[Web page and app entries]
Start of Block
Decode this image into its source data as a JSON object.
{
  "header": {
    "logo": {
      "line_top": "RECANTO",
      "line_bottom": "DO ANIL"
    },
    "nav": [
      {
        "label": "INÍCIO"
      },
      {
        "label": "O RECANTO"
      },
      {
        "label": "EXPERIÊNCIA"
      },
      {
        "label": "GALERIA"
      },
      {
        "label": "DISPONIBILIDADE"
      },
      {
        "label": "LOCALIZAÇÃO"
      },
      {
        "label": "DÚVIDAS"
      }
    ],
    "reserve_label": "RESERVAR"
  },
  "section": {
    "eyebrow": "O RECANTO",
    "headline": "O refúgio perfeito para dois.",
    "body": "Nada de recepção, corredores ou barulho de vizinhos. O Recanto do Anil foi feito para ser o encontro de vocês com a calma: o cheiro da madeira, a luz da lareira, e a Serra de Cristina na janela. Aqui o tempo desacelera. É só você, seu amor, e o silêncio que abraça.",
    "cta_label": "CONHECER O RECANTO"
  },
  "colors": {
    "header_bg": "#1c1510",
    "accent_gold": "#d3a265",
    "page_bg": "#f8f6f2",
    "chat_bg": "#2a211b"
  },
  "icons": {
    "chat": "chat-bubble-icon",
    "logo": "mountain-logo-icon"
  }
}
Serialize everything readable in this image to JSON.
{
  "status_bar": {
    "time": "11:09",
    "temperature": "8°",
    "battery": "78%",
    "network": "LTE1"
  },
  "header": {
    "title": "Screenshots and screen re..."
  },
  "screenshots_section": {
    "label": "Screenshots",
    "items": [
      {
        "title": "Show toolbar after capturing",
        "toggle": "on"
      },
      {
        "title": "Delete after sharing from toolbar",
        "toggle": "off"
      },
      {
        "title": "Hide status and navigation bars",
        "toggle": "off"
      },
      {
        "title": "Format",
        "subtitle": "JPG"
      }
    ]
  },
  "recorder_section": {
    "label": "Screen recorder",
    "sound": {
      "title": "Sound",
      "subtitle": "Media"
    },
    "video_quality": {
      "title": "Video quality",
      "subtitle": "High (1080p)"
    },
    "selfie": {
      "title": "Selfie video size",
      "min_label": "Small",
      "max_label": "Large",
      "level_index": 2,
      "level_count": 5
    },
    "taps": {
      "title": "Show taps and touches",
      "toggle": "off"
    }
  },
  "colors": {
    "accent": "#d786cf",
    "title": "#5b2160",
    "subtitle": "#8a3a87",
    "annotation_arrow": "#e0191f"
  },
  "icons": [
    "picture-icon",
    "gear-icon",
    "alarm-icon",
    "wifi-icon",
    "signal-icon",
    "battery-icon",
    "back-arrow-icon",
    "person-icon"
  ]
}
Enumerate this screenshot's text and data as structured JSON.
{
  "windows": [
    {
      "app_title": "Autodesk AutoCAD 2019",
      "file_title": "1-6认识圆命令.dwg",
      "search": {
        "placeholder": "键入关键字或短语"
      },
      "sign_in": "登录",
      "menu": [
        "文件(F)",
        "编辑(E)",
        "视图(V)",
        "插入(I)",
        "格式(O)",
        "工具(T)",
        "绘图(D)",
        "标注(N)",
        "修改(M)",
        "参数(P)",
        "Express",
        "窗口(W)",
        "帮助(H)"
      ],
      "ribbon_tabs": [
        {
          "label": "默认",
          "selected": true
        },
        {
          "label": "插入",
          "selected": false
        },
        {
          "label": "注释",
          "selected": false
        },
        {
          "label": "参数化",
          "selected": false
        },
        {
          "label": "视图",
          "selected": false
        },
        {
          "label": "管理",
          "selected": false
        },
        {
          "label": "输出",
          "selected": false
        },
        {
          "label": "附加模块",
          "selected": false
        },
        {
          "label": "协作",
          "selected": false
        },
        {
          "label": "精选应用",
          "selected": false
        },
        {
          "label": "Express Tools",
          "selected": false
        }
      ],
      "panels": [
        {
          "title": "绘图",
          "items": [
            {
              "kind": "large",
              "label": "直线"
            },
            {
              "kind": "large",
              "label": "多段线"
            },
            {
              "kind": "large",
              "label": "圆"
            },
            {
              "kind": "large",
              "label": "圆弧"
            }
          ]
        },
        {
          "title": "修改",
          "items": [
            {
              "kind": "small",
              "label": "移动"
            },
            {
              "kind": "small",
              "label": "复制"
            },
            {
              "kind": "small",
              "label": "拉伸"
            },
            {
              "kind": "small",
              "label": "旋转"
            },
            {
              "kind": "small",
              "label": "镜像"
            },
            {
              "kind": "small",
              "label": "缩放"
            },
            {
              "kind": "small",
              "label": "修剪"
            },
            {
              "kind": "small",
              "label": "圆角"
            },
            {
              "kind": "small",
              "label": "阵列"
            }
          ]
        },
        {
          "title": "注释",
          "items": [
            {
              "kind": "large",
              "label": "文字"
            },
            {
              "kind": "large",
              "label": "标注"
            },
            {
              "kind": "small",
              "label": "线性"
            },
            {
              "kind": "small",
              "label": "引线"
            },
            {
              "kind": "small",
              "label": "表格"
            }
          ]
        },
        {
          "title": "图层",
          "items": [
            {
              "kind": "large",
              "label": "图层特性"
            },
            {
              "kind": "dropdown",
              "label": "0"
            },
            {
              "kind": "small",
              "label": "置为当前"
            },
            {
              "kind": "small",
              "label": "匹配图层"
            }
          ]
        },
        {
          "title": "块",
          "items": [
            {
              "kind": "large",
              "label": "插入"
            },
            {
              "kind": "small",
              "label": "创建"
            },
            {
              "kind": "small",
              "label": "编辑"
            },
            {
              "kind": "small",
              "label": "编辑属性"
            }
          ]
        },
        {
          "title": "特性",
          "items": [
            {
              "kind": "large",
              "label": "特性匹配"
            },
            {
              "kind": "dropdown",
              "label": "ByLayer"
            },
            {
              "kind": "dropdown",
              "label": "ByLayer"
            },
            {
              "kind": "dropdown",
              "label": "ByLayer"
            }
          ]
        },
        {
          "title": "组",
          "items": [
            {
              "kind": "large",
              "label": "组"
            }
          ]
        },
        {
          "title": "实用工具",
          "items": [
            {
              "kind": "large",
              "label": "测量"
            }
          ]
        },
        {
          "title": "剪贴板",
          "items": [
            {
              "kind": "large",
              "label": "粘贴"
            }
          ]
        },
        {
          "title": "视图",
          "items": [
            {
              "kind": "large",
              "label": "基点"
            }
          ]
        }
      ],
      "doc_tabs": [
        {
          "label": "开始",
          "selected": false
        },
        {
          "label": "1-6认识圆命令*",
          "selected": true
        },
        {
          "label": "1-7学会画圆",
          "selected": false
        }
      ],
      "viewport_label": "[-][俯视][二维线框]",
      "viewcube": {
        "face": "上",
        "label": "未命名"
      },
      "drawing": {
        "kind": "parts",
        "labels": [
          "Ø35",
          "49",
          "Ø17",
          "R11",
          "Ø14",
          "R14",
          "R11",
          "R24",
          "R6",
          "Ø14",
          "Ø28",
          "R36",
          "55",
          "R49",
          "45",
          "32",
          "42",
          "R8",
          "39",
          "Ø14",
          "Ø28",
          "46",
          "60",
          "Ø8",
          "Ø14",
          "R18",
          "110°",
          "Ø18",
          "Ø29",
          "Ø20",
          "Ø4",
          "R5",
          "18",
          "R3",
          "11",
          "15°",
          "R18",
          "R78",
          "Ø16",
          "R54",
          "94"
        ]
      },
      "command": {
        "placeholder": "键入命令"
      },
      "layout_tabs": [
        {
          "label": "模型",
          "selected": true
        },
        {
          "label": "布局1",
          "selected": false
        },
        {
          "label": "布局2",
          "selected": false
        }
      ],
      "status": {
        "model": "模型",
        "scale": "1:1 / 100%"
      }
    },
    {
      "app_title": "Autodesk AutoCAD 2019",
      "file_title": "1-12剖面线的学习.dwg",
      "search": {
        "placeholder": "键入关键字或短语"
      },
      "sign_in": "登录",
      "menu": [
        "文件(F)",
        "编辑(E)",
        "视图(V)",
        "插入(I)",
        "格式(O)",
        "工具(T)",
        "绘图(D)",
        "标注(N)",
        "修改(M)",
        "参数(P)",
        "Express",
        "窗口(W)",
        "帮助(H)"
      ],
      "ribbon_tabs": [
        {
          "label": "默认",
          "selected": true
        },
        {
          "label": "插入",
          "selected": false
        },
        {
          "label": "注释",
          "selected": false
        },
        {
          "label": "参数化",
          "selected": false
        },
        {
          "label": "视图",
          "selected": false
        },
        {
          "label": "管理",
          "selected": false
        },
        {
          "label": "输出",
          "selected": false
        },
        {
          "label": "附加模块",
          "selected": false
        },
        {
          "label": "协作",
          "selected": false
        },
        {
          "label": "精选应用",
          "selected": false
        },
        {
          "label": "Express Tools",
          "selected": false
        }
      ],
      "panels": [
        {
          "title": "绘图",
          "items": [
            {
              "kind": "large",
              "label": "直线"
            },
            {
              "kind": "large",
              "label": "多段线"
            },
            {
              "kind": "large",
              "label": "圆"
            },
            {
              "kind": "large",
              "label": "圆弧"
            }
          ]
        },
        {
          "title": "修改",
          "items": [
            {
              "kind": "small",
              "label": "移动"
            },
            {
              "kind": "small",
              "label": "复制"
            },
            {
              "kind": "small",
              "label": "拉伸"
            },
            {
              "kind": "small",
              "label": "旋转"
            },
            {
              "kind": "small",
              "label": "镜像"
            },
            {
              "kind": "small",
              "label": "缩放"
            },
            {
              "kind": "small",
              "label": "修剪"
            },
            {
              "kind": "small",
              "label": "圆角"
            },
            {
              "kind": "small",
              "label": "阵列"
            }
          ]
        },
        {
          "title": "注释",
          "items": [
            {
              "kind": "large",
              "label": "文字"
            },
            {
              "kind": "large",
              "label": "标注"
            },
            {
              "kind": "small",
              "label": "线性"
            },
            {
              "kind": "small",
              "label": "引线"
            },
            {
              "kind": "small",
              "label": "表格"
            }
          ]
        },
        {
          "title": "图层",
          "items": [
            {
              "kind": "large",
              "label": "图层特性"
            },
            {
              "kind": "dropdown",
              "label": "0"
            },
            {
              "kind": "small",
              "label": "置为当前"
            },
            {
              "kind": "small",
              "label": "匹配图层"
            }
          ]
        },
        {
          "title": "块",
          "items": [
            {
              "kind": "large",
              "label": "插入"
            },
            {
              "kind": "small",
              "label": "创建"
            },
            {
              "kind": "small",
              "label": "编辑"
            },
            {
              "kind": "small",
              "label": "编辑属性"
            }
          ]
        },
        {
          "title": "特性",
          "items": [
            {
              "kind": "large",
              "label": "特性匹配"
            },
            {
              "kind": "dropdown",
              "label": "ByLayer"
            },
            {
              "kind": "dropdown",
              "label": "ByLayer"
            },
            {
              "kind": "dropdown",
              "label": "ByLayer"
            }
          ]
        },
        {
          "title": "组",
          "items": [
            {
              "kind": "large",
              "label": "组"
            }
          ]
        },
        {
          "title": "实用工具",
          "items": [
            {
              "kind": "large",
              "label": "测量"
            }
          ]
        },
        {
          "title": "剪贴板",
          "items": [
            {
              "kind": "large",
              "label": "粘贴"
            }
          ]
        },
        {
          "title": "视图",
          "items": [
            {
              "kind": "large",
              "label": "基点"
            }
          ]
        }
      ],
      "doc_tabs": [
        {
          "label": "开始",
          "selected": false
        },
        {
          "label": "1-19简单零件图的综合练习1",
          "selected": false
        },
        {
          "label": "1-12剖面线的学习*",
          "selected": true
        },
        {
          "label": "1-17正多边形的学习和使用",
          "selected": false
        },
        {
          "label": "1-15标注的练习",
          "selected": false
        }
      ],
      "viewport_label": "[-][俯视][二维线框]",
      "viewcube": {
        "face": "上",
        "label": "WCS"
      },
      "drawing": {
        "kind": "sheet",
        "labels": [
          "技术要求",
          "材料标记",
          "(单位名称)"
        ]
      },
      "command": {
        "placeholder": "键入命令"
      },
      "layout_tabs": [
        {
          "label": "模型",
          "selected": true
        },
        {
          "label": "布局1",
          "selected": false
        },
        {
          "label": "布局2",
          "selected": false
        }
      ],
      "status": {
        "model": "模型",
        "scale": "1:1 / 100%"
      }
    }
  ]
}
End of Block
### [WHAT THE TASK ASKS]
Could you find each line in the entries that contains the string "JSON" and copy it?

### [ANSWER BOX]
Decode this image into its source data as a JSON object.
Serialize everything readable in this image to JSON.
Enumerate this screenshot's text and data as structured JSON.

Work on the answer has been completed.